# [EXERCISE REQUIREMENTS]
Each of the lines below must be retyped character for character.

━━ INPUT DATA

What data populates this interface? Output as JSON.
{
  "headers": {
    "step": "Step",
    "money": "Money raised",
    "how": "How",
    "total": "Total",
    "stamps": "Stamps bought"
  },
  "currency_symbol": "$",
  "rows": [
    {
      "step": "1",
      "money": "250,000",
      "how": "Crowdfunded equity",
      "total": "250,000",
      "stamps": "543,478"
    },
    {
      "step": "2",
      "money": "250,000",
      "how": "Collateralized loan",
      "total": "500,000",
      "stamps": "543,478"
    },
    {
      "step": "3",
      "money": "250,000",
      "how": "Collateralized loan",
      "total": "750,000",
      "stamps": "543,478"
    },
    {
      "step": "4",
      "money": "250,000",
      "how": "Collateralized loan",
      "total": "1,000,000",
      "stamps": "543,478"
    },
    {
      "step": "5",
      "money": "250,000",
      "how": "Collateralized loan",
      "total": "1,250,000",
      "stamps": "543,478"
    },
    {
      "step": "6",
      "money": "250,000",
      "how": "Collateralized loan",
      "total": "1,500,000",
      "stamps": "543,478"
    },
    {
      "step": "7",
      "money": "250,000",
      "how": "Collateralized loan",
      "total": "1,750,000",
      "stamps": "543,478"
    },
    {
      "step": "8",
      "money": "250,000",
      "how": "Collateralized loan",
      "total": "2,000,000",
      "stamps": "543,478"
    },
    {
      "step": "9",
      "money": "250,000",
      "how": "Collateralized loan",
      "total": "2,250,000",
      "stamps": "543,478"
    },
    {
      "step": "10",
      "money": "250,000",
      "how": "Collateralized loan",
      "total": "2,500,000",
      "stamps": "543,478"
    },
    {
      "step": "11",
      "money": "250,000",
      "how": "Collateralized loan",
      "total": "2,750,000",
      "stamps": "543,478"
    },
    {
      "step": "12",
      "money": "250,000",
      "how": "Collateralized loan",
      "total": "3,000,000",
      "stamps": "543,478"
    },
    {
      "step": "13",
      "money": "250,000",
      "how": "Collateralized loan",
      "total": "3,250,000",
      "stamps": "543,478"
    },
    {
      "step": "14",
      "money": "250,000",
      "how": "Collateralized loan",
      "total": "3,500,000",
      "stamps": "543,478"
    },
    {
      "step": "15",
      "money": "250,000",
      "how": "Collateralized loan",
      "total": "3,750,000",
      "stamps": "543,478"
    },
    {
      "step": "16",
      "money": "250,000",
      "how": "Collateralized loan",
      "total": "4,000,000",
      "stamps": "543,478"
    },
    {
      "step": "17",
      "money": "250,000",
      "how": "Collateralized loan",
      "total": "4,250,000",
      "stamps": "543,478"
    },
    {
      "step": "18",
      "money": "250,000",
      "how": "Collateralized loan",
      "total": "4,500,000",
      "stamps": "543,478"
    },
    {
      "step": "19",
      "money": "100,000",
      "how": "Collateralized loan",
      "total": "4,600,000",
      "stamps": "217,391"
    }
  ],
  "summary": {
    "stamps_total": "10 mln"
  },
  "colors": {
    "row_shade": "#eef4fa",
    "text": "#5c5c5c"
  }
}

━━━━

# [RESPONSE TO THIS TASK]
What data populates this interface? Output as JSON.
{
  "headers": {
    "step": "Step",
    "money": "Money raised",
    "how": "How",
    "total": "Total",
    "stamps": "Stamps bought"
  },
  "currency_symbol": "$",
  "rows": [
    {
      "step": "1",
      "money": "250,000",
      "how": "Crowdfunded equity",
      "total": "250,000",
      "stamps": "543,478"
    },
    {
      "step": "2",
      "money": "250,000",
      "how": "Collateralized loan",
      "total": "500,000",
      "stamps": "543,478"
    },
    {
      "step": "3",
      "money": "250,000",
      "how": "Collateralized loan",
      "total": "750,000",
      "stamps": "543,478"
    },
    {
      "step": "4",
      "money": "250,000",
      "how": "Collateralized loan",
      "total": "1,000,000",
      "stamps": "543,478"
    },
    {
      "step": "5",
      "money": "250,000",
      "how": "Collateralized loan",
      "total": "1,250,000",
      "stamps": "543,478"
    },
    {
      "step": "6",
      "money": "250,000",
      "how": "Collateralized loan",
      "total": "1,500,000",
      "stamps": "543,478"
    },
    {
      "step": "7",
      "money": "250,000",
      "how": "Collateralized loan",
      "total": "1,750,000",
      "stamps": "543,478"
    },
    {
      "step": "8",
      "money": "250,000",
      "how": "Collateralized loan",
      "total": "2,000,000",
      "stamps": "543,478"
    },
    {
      "step": "9",
      "money": "250,000",
      "how": "Collateralized loan",
      "total": "2,250,000",
      "stamps": "543,478"
    },
    {
      "step": "10",
      "money": "250,000",
      "how": "Collateralized loan",
      "total": "2,500,000",
      "stamps": "543,478"
    },
    {
      "step": "11",
      "money": "250,000",
      "how": "Collateralized loan",
      "total": "2,750,000",
      "stamps": "543,478"
    },
    {
      "step": "12",
      "money": "250,000",
      "how": "Collateralized loan",
      "total": "3,000,000",
      "stamps": "543,478"
    },
    {
      "step": "13",
      "money": "250,000",
      "how": "Collateralized loan",
      "total": "3,250,000",
      "stamps": "543,478"
    },
    {
      "step": "14",
      "money": "250,000",
      "how": "Collateralized loan",
      "total": "3,500,000",
      "stamps": "543,478"
    },
    {
      "step": "15",
      "money": "250,000",
      "how": "Collateralized loan",
      "total": "3,750,000",
      "stamps": "543,478"
    },
    {
      "step": "16",
      "money": "250,000",
      "how": "Collateralized loan",
      "total": "4,000,000",
      "stamps": "543,478"
    },
    {
      "step": "17",
      "money": "250,000",
      "how": "Collateralized loan",
      "total": "4,250,000",
      "stamps": "543,478"
    },
    {
      "step": "18",
      "money": "250,000",
      "how": "Collateralized loan",
      "total": "4,500,000",
      "stamps": "543,478"
    },
    {
      "step": "19",
      "money": "100,000",
      "how": "Collateralized loan",
      "total": "4,600,000",
      "stamps": "217,391"
    }
  ],
  "summary": {
    "stamps_total": "10 mln"
  },
  "colors": {
    "row_shade": "#eef4fa",
    "text": "#5c5c5c"
  }
}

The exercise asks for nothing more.